Two couples, Pete and Julia Winters and Edward and Iris Freleng, run into one another while killing time waiting for passage to America. The foursome are all somewhere in their mid-40s – in other words. no longer young but not old, either. They’re old enough to be disappointed with their lives and anxious about how things are turning out, however. Now they’re stuck in Lisbon finding themselves more or less forced into each others’ company. There’s idle chat as they sit in their accustomed places each morning for breakfast and each afternoon for predinner aperitifs at the Café Suica.

There are indolent strolls seeing the Lisbon sights while on the lookout for interesting restaurants to try out for dinner. Edward always acts as the tour guide, suspiciously far too knowledgeable for having been in Portugal for what is at most a week and a few days. He carries secrets with him, as do Julia, Iris and even Pete. The main thing that keeps the reader interested is the gradual unraveling of a number of secrets that lurk behind the mostly inconsequential café chat.

In a typical example, there are two pages or so devoted to how Pete and Julia renovated their Parisian apartment, with much detail about the choice of wallpaper. They’re worried about the fate of their interior decorator, who Julia describes as Jewish. Pete almost adds the word “queer” but thinks the better of it. As many secrets that are revealed, many more remain unresolved. We learn early on, for instance, that Julia will commit suicide.
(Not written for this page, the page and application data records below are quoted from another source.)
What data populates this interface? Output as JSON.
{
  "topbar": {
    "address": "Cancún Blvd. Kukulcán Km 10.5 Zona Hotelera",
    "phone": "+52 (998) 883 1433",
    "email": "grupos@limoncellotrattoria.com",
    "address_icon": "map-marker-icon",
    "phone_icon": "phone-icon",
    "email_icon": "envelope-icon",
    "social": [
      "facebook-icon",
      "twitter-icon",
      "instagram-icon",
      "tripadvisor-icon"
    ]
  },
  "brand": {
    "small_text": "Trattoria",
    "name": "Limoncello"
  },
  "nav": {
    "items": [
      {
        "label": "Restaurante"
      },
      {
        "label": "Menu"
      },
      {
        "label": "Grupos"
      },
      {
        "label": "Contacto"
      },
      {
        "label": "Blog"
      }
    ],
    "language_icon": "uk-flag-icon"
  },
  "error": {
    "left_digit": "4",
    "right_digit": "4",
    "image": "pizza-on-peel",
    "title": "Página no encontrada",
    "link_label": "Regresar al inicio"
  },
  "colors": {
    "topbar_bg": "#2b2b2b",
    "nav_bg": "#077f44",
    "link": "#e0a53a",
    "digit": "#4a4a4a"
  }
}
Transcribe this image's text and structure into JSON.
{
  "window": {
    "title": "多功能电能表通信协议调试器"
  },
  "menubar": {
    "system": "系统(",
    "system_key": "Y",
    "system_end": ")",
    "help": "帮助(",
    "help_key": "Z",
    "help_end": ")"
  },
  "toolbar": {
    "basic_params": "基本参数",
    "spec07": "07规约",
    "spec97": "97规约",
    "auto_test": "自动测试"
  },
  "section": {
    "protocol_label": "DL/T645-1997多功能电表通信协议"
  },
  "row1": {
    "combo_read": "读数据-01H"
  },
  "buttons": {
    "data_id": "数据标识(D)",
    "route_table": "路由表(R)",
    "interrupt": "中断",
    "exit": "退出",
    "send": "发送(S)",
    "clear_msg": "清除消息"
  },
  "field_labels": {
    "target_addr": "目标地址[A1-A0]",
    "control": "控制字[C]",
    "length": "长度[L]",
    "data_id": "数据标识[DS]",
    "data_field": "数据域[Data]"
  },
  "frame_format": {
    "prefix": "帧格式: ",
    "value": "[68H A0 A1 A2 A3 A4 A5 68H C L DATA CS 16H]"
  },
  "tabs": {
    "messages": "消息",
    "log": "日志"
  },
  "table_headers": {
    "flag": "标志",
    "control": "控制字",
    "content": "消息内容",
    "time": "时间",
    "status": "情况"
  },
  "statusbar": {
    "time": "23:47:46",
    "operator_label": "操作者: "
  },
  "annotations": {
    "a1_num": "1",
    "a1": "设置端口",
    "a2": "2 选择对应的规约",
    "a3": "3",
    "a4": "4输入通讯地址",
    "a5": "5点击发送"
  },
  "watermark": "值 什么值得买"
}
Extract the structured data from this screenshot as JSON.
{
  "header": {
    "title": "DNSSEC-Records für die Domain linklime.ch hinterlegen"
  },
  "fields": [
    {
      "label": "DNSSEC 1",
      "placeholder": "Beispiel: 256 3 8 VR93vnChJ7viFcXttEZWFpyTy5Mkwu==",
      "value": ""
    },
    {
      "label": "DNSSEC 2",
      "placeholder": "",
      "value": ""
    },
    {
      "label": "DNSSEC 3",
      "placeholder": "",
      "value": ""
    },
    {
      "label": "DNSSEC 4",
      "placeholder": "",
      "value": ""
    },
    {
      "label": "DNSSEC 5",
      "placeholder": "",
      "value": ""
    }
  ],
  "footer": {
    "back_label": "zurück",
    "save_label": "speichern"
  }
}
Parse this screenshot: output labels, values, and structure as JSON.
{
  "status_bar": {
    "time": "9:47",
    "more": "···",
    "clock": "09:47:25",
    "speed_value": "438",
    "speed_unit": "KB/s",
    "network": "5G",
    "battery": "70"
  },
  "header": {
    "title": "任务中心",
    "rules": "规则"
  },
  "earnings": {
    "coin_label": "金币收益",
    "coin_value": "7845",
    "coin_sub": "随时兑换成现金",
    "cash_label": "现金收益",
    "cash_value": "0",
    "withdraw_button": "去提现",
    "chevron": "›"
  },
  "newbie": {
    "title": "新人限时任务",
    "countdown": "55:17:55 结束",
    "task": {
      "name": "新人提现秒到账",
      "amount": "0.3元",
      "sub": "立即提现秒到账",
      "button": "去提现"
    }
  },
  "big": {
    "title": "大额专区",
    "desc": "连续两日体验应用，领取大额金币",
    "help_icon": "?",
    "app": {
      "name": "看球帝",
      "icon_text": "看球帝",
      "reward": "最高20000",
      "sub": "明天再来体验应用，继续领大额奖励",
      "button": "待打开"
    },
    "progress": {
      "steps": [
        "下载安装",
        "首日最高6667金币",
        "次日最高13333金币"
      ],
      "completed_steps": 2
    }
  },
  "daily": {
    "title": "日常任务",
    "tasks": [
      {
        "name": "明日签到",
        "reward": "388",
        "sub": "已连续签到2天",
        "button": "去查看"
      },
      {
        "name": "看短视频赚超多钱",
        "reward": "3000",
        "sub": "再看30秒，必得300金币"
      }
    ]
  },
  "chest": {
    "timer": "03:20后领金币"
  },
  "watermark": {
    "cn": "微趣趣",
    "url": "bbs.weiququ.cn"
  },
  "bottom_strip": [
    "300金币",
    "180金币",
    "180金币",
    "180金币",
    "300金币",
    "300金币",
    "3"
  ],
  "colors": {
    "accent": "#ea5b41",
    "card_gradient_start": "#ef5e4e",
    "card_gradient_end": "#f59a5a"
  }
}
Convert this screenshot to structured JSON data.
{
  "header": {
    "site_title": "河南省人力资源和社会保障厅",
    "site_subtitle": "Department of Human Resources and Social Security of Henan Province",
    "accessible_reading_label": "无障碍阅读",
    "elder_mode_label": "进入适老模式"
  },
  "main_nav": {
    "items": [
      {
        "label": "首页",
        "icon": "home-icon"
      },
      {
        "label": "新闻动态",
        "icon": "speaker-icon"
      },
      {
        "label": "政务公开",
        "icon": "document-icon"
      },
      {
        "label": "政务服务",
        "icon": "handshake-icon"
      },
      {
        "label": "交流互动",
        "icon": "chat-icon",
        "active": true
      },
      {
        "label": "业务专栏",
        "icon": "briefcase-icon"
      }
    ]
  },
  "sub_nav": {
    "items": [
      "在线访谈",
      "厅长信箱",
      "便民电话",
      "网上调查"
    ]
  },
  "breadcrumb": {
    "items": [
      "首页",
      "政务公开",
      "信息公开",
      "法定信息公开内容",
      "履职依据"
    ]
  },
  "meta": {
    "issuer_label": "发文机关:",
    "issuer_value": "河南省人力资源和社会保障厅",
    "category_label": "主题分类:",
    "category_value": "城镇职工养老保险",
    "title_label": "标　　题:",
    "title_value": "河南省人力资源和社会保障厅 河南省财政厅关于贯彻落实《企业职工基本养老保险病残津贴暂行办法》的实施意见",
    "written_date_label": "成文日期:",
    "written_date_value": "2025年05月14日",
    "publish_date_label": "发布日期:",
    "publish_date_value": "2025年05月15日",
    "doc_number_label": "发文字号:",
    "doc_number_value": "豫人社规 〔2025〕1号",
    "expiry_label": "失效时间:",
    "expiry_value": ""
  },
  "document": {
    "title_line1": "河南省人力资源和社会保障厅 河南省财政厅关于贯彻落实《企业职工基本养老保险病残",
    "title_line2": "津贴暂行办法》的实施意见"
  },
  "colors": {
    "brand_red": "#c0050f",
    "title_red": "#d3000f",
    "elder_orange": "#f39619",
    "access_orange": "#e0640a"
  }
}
Pete is narrator, and therefore we never learn how or why she does it, but we do get hints.

Then there’s sex: What we get is a long lead-in to Edward’s seduction of Pete and a good deal of the aftermath, a mix of amazed delight at the novelty for Pete along with a characteristic admixture of hand-wringing, tearful regret and confusion at what is a world turned upside-down. If Edward is to be believed, all this is as novel to him as it is to Pete.

From Page 8 we can sense that a smirking double-entendre about the dog Daisy’s “gay tail” (one that curves too much for Daisy to have the proper championship confirmation of a wire-hair fox terrier) will have its full meaning revealed some hundred pages later. It’s all of a piece with Edward’s long-range seduction plans. It should be said that Daisy, although elderly and no longer the stunning beauty she once was, is nevertheless the most charming, even adorable, member of the Winters-Freleng group. In this respect she’s like Nick and Nora Charles’ wire-hair fox terrier, Asta. Daisy accompanies the couples on their strolls through town, well mannered mostly yet honestly pursuing her doggy interests. Unlike Pete and Julia and Edward and Iris, her life holds no secrets.

Pete’s voice and mental furniture at the beginning of the novel is more like that of a George Babbitt rather than one who has been living for 15 years in a sophisticated Parisian arrondissement. Gradually, unobtrusively, Pete’s 1940s slang Midwesternisms disappear. He stops sounding like the feckless alumnus of Wabash College who gets a Buick dealership in Paris thanks to the good offices of his more ambitious, successful brother. He moves to Paris only to please Julia.

On the first page, Pete describes Julia’s life in Paris as being almost perfect: She has escaped her overbearing New York upper-middle class, upper West Side German Jewish assimilated family; she is free to live comfortably and pursue her ambitions as a writer. Paris was her dream, and Pete made that possible, “Yet she was never satisfied, my Julia. I always supposed I was the piece that didn’t fit.”

The novel takes two very surprising sharp turns at the end, compensating for the prior lengthy, going-nowhere quality of the narrative and redeeming the aimlessness of the characters’ lives with its café sitting and visits to the demimonde. Pete does something at the end that, while not construed as noble or heroic, can be seen as something that is unequivocally good. Perhaps Pete has more in common with Bogart at the end of Casablanca than one initially might believe.

The Two Hotel Francforts

By David Leavitt

Bloomsbury

257 pages, $25

Stefan Fleischer taught in the English Department at the University at Buffalo for 39 years. He now resides in Houston.